◆ **WHAT THE EXERCISE ASKS**
Scan the records below and copy every line that contains the string "vertical".

◆ **RECORDS FOR THIS TASK**
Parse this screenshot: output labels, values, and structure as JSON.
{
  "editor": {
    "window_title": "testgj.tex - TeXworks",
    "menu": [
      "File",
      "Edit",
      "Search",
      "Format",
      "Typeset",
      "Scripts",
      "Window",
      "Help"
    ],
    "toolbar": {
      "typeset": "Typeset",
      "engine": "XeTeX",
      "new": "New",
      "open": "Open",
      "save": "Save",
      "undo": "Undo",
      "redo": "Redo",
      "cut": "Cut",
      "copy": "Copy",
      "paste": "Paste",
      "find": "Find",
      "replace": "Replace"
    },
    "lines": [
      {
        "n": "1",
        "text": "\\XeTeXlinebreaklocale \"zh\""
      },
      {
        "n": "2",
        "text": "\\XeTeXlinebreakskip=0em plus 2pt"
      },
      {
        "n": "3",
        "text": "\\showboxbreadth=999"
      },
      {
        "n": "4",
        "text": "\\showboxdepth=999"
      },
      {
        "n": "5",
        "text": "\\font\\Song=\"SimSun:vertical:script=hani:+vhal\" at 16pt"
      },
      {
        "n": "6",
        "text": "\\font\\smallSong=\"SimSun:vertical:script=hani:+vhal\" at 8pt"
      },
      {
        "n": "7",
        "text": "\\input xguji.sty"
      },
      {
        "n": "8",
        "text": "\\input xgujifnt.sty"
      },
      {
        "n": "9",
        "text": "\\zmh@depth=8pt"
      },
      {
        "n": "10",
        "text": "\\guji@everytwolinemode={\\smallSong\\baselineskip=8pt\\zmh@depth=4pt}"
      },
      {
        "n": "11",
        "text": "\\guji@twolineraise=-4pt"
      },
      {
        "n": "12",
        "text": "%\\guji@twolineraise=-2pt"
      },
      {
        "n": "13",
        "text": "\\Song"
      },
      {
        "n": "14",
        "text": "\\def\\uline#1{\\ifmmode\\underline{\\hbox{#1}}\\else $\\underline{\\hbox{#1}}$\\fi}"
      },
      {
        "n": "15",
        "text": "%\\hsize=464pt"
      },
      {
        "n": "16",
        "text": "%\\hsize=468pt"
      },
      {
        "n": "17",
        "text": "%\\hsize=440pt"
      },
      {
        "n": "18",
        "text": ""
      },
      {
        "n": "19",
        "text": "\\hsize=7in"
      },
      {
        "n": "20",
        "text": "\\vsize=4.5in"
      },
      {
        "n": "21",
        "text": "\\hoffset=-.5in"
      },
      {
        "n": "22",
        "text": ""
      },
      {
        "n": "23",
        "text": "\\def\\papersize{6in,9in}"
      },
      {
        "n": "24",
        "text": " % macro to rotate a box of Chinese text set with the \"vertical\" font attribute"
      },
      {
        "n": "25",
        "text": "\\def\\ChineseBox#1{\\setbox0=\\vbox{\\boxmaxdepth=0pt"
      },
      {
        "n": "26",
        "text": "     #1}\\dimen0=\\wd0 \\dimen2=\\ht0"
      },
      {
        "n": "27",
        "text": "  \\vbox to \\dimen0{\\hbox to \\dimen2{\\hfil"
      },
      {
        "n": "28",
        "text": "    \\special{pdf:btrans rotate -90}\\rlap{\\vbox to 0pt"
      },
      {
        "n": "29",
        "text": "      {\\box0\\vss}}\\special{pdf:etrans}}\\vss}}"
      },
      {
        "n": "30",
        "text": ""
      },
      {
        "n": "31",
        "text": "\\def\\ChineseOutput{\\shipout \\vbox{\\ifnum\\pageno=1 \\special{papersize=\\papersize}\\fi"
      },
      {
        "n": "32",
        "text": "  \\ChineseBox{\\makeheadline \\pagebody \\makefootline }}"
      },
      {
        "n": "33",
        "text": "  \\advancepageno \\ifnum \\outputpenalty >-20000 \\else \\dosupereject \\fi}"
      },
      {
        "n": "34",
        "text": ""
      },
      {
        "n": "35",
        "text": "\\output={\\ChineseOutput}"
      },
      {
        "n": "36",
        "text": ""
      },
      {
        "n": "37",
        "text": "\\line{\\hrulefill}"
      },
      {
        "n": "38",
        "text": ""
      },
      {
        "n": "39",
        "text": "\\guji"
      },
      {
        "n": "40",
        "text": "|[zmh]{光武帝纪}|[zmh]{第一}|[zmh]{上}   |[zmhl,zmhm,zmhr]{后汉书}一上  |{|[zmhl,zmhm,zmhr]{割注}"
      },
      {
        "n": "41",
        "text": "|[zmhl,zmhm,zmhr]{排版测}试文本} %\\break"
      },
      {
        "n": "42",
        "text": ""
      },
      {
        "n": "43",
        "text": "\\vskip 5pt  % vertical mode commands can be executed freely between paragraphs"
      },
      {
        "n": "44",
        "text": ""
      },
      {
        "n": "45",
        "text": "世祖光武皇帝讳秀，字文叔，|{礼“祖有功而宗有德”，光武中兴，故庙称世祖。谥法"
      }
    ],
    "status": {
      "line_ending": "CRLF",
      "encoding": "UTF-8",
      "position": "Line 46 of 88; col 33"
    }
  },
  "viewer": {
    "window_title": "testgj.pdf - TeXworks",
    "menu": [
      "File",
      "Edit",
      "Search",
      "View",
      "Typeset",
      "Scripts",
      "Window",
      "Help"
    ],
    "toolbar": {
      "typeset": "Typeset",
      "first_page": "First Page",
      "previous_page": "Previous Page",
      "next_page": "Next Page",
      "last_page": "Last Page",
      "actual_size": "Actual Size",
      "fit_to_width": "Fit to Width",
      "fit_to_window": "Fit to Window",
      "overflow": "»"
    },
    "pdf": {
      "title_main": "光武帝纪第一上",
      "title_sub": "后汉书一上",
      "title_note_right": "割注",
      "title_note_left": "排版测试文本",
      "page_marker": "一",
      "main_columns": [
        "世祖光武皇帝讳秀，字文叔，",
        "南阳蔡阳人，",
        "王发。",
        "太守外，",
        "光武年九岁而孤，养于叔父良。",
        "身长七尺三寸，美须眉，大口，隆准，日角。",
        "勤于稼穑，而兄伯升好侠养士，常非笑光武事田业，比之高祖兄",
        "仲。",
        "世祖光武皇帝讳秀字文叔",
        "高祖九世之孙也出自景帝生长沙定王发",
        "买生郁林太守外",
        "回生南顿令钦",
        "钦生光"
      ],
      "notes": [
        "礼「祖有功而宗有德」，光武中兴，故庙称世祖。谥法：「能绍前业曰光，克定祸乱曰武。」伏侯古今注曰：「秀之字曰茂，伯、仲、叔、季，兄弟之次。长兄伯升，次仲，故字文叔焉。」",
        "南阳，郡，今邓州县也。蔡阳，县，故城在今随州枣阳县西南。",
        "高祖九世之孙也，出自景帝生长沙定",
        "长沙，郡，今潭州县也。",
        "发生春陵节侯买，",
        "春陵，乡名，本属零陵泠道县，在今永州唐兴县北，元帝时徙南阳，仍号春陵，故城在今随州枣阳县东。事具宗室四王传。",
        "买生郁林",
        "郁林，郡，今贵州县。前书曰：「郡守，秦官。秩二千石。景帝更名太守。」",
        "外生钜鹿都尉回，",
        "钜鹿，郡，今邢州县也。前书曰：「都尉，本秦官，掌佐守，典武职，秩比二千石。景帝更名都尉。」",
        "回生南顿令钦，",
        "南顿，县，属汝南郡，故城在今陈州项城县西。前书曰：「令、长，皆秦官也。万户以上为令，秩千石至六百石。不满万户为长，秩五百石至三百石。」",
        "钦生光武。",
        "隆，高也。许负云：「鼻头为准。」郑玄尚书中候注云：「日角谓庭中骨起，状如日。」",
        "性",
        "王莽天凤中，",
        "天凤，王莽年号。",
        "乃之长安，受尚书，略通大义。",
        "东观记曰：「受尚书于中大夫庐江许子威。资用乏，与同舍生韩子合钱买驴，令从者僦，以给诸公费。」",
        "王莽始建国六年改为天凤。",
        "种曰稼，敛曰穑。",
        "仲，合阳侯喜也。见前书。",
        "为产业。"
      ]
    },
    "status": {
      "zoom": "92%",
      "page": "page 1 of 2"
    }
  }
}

◆ **RESULT OF THIS TASK**
        "text": "\\font\\Song=\"SimSun:vertical:script=hani:+vhal\" at 16pt"
        "text": "\\font\\smallSong=\"SimSun:vertical:script=hani:+vhal\" at 8pt"
        "text": " % macro to rotate a box of Chinese text set with the \"vertical\" font attribute"
        "text": "\\vskip 5pt  % vertical mode commands can be executed freely between paragraphs"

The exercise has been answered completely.